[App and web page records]
==*==

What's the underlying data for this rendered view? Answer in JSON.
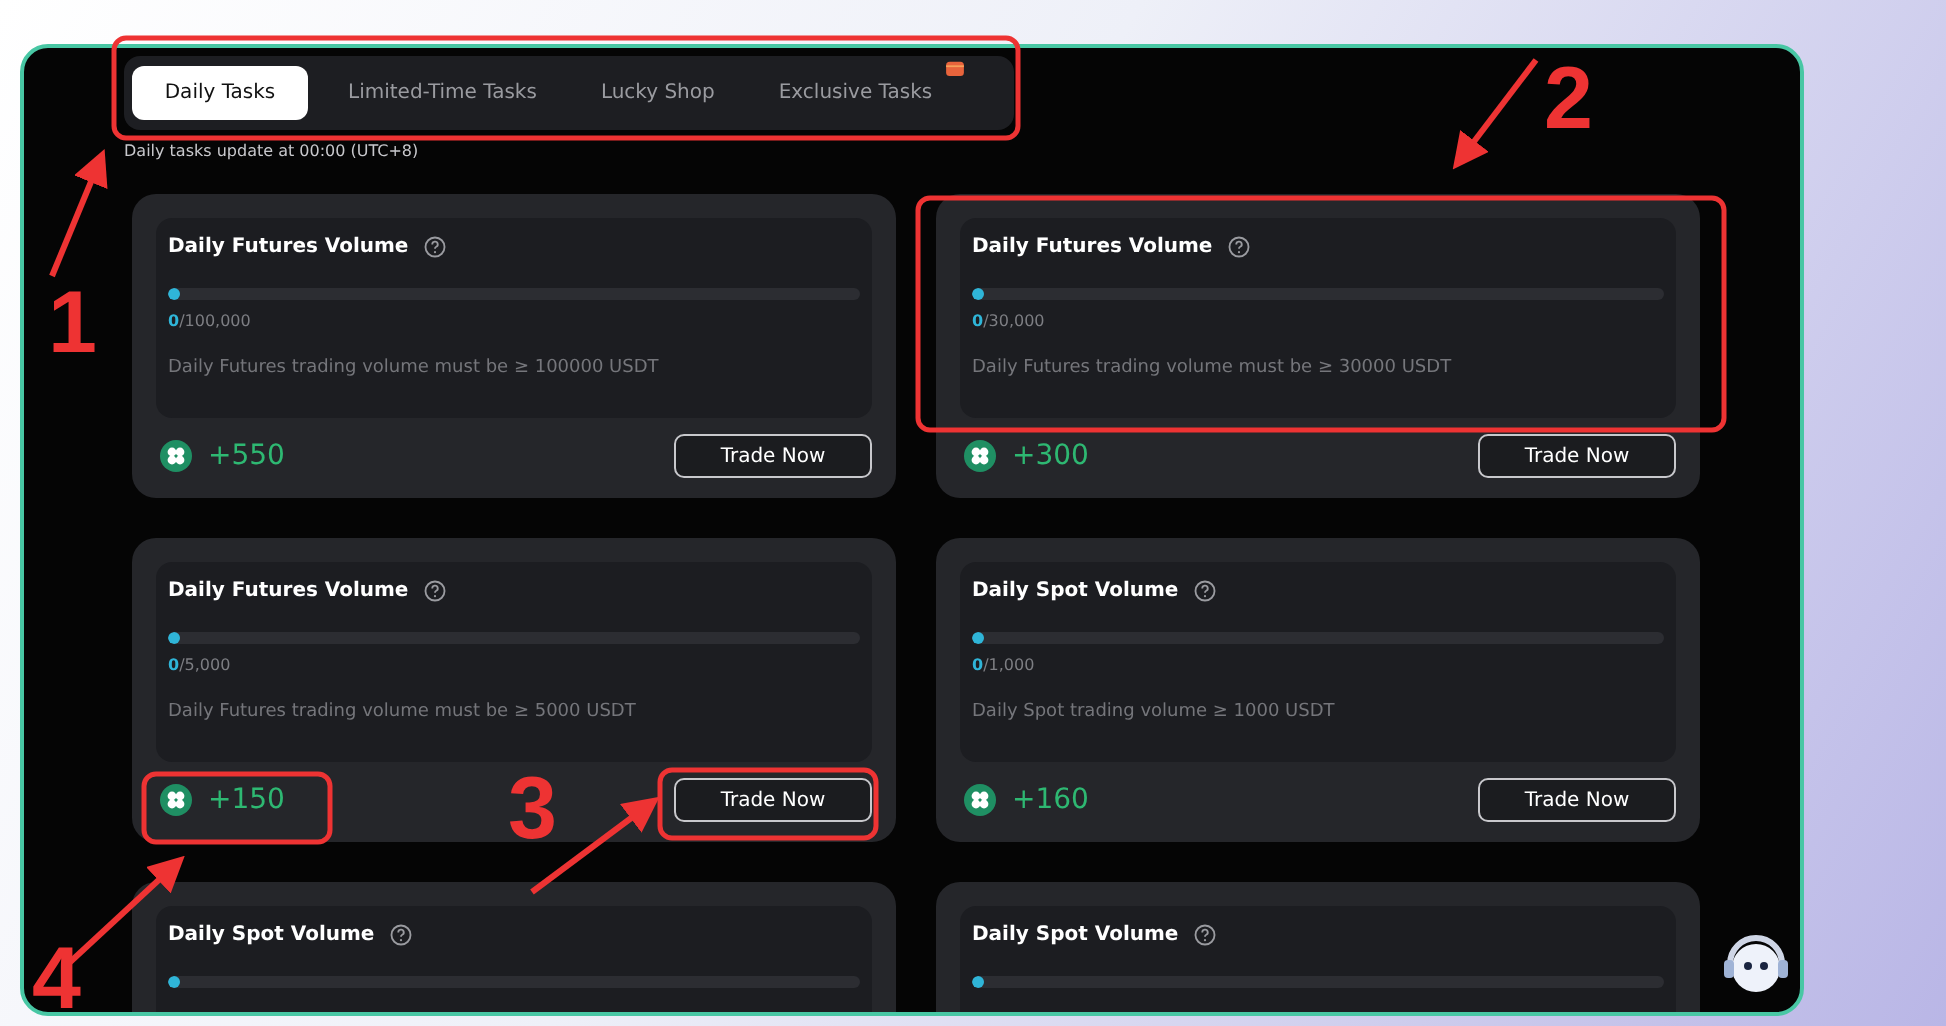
{
  "tabs": [
    {
      "label": "Daily Tasks",
      "selected": true,
      "badge": false
    },
    {
      "label": "Limited-Time Tasks",
      "selected": false,
      "badge": false
    },
    {
      "label": "Lucky Shop",
      "selected": false,
      "badge": false
    },
    {
      "label": "Exclusive Tasks",
      "selected": false,
      "badge": true
    }
  ],
  "update_note": "Daily tasks update at 00:00 (UTC+8)",
  "tasks": [
    {
      "title": "Daily Futures Volume",
      "level": 0,
      "progress_current": "0",
      "progress_target": "/100,000",
      "description": "Daily Futures trading volume must be ≥ 100000 USDT",
      "reward": "+550",
      "button": "Trade Now"
    },
    {
      "title": "Daily Futures Volume",
      "level": 0,
      "progress_current": "0",
      "progress_target": "/30,000",
      "description": "Daily Futures trading volume must be ≥ 30000 USDT",
      "reward": "+300",
      "button": "Trade Now"
    },
    {
      "title": "Daily Futures Volume",
      "level": 0,
      "progress_current": "0",
      "progress_target": "/5,000",
      "description": "Daily Futures trading volume must be ≥ 5000 USDT",
      "reward": "+150",
      "button": "Trade Now"
    },
    {
      "title": "Daily Spot Volume",
      "level": 0,
      "progress_current": "0",
      "progress_target": "/1,000",
      "description": "Daily Spot trading volume ≥ 1000 USDT",
      "reward": "+160",
      "button": "Trade Now"
    },
    {
      "title": "Daily Spot Volume",
      "level": 0
    },
    {
      "title": "Daily Spot Volume",
      "level": 0
    }
  ],
  "annotations": [
    {
      "label": "1"
    },
    {
      "label": "2"
    },
    {
      "label": "3"
    },
    {
      "label": "4"
    }
  ]
}
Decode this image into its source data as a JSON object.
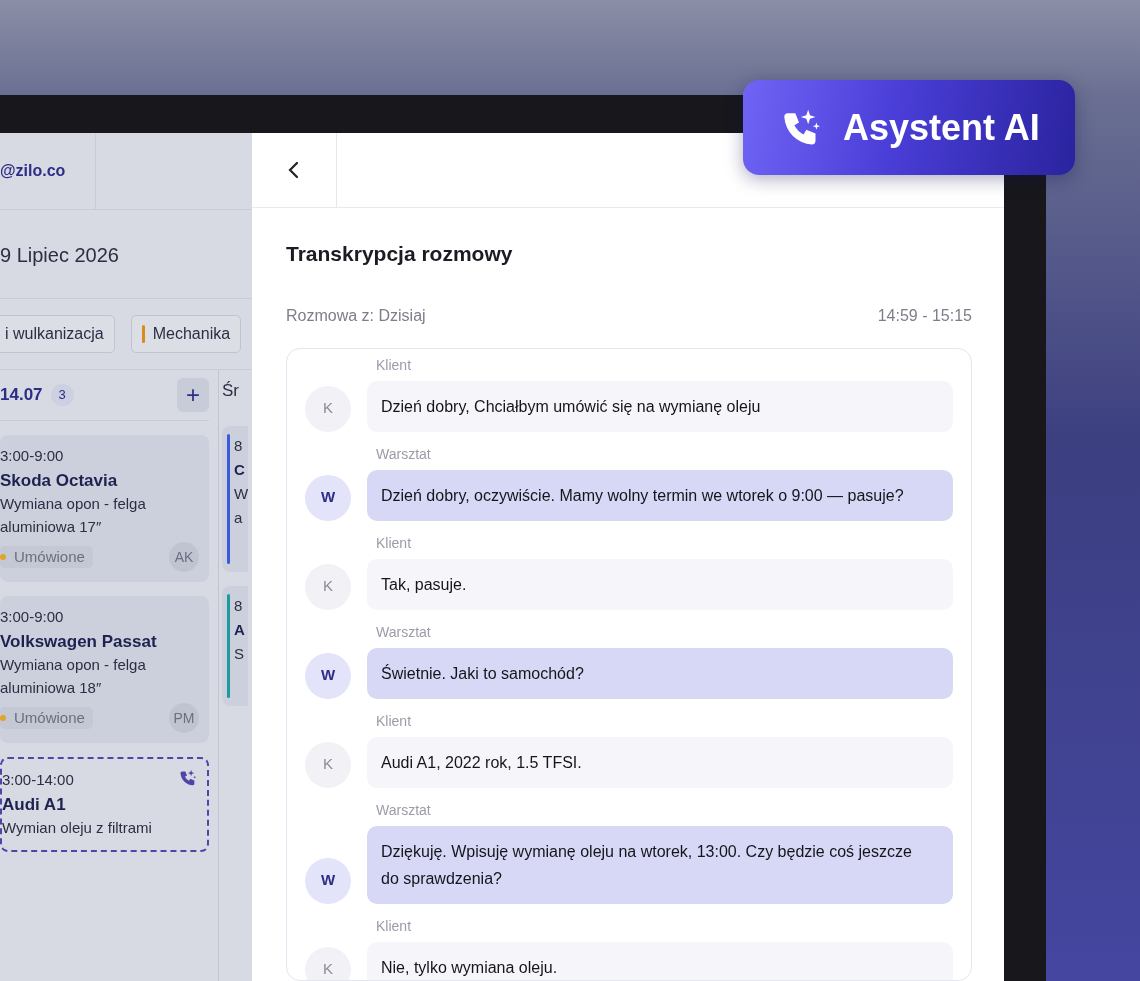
{
  "badge": {
    "label": "Asystent AI"
  },
  "background_app": {
    "account": "@zilo.co",
    "date": "9 Lipiec 2026",
    "filters": [
      {
        "label": "i wulkanizacja"
      },
      {
        "label": "Mechanika",
        "color": "#d98a1c"
      }
    ],
    "day": {
      "label": "14.07",
      "count": "3",
      "add": "+"
    },
    "next_day": "Śr",
    "appointments": [
      {
        "kind": "booked",
        "time": "3:00-9:00",
        "title": "Skoda Octavia",
        "lines": [
          "Wymiana opon - felga",
          "aluminiowa 17″"
        ],
        "status": {
          "label": "Umówione",
          "color": "#e0a526"
        },
        "initials": "AK"
      },
      {
        "kind": "booked",
        "time": "3:00-9:00",
        "title": "Volkswagen Passat",
        "lines": [
          "Wymiana opon - felga",
          "aluminiowa 18″"
        ],
        "status": {
          "label": "Umówione",
          "color": "#e0a526"
        },
        "initials": "PM"
      },
      {
        "kind": "ai_call",
        "time": "3:00-14:00",
        "title": "Audi A1",
        "lines": [
          "Wymian oleju z filtrami"
        ]
      }
    ],
    "next_column": [
      {
        "time": "8",
        "title": "C",
        "lines": [
          "W",
          "a"
        ],
        "color": "#3b5bdb"
      },
      {
        "time": "8",
        "title": "A",
        "lines": [
          "S"
        ],
        "color": "#1c9aa0"
      }
    ]
  },
  "panel": {
    "title": "Transkrypcja rozmowy",
    "subtitle": "Rozmowa z: Dzisiaj",
    "time_range": "14:59 - 15:15",
    "messages": [
      {
        "kind": "client",
        "speaker": "Klient",
        "avatar": "K",
        "text": "Dzień dobry, Chciałbym umówić się na wymianę oleju"
      },
      {
        "kind": "workshop",
        "speaker": "Warsztat",
        "avatar": "W",
        "text": "Dzień dobry, oczywiście. Mamy wolny termin we wtorek o 9:00 — pasuje?"
      },
      {
        "kind": "client",
        "speaker": "Klient",
        "avatar": "K",
        "text": "Tak, pasuje."
      },
      {
        "kind": "workshop",
        "speaker": "Warsztat",
        "avatar": "W",
        "text": "Świetnie. Jaki to samochód?"
      },
      {
        "kind": "client",
        "speaker": "Klient",
        "avatar": "K",
        "text": "Audi A1, 2022 rok, 1.5 TFSI."
      },
      {
        "kind": "workshop",
        "speaker": "Warsztat",
        "avatar": "W",
        "text": "Dziękuję. Wpisuję wymianę oleju na wtorek, 13:00. Czy będzie coś jeszcze do sprawdzenia?"
      },
      {
        "kind": "client",
        "speaker": "Klient",
        "avatar": "K",
        "text": "Nie, tylko wymiana oleju."
      }
    ]
  }
}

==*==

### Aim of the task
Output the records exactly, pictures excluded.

### Response below
What's the underlying data for this rendered view? Answer in JSON.
{
  "tabs": [
    {
      "label": "Daily Tasks",
      "selected": true,
      "badge": false
    },
    {
      "label": "Limited-Time Tasks",
      "selected": false,
      "badge": false
    },
    {
      "label": "Lucky Shop",
      "selected": false,
      "badge": false
    },
    {
      "label": "Exclusive Tasks",
      "selected": false,
      "badge": true
    }
  ],
  "update_note": "Daily tasks update at 00:00 (UTC+8)",
  "tasks": [
    {
      "title": "Daily Futures Volume",
      "level": 0,
      "progress_current": "0",
      "progress_target": "/100,000",
      "description": "Daily Futures trading volume must be ≥ 100000 USDT",
      "reward": "+550",
      "button": "Trade Now"
    },
    {
      "title": "Daily Futures Volume",
      "level": 0,
      "progress_current": "0",
      "progress_target": "/30,000",
      "description": "Daily Futures trading volume must be ≥ 30000 USDT",
      "reward": "+300",
      "button": "Trade Now"
    },
    {
      "title": "Daily Futures Volume",
      "level": 0,
      "progress_current": "0",
      "progress_target": "/5,000",
      "description": "Daily Futures trading volume must be ≥ 5000 USDT",
      "reward": "+150",
      "button": "Trade Now"
    },
    {
      "title": "Daily Spot Volume",
      "level": 0,
      "progress_current": "0",
      "progress_target": "/1,000",
      "description": "Daily Spot trading volume ≥ 1000 USDT",
      "reward": "+160",
      "button": "Trade Now"
    },
    {
      "title": "Daily Spot Volume",
      "level": 0
    },
    {
      "title": "Daily Spot Volume",
      "level": 0
    }
  ],
  "annotations": [
    {
      "label": "1"
    },
    {
      "label": "2"
    },
    {
      "label": "3"
    },
    {
      "label": "4"
    }
  ]
}
Decode this image into its source data as a JSON object.
{
  "badge": {
    "label": "Asystent AI"
  },
  "background_app": {
    "account": "@zilo.co",
    "date": "9 Lipiec 2026",
    "filters": [
      {
        "label": "i wulkanizacja"
      },
      {
        "label": "Mechanika",
        "color": "#d98a1c"
      }
    ],
    "day": {
      "label": "14.07",
      "count": "3",
      "add": "+"
    },
    "next_day": "Śr",
    "appointments": [
      {
        "kind": "booked",
        "time": "3:00-9:00",
        "title": "Skoda Octavia",
        "lines": [
          "Wymiana opon - felga",
          "aluminiowa 17″"
        ],
        "status": {
          "label": "Umówione",
          "color": "#e0a526"
        },
        "initials": "AK"
      },
      {
        "kind": "booked",
        "time": "3:00-9:00",
        "title": "Volkswagen Passat",
        "lines": [
          "Wymiana opon - felga",
          "aluminiowa 18″"
        ],
        "status": {
          "label": "Umówione",
          "color": "#e0a526"
        },
        "initials": "PM"
      },
      {
        "kind": "ai_call",
        "time": "3:00-14:00",
        "title": "Audi A1",
        "lines": [
          "Wymian oleju z filtrami"
        ]
      }
    ],
    "next_column": [
      {
        "time": "8",
        "title": "C",
        "lines": [
          "W",
          "a"
        ],
        "color": "#3b5bdb"
      },
      {
        "time": "8",
        "title": "A",
        "lines": [
          "S"
        ],
        "color": "#1c9aa0"
      }
    ]
  },
  "panel": {
    "title": "Transkrypcja rozmowy",
    "subtitle": "Rozmowa z: Dzisiaj",
    "time_range": "14:59 - 15:15",
    "messages": [
      {
        "kind": "client",
        "speaker": "Klient",
        "avatar": "K",
        "text": "Dzień dobry, Chciałbym umówić się na wymianę oleju"
      },
      {
        "kind": "workshop",
        "speaker": "Warsztat",
        "avatar": "W",
        "text": "Dzień dobry, oczywiście. Mamy wolny termin we wtorek o 9:00 — pasuje?"
      },
      {
        "kind": "client",
        "speaker": "Klient",
        "avatar": "K",
        "text": "Tak, pasuje."
      },
      {
        "kind": "workshop",
        "speaker": "Warsztat",
        "avatar": "W",
        "text": "Świetnie. Jaki to samochód?"
      },
      {
        "kind": "client",
        "speaker": "Klient",
        "avatar": "K",
        "text": "Audi A1, 2022 rok, 1.5 TFSI."
      },
      {
        "kind": "workshop",
        "speaker": "Warsztat",
        "avatar": "W",
        "text": "Dziękuję. Wpisuję wymianę oleju na wtorek, 13:00. Czy będzie coś jeszcze do sprawdzenia?"
      },
      {
        "kind": "client",
        "speaker": "Klient",
        "avatar": "K",
        "text": "Nie, tylko wymiana oleju."
      }
    ]
  }
}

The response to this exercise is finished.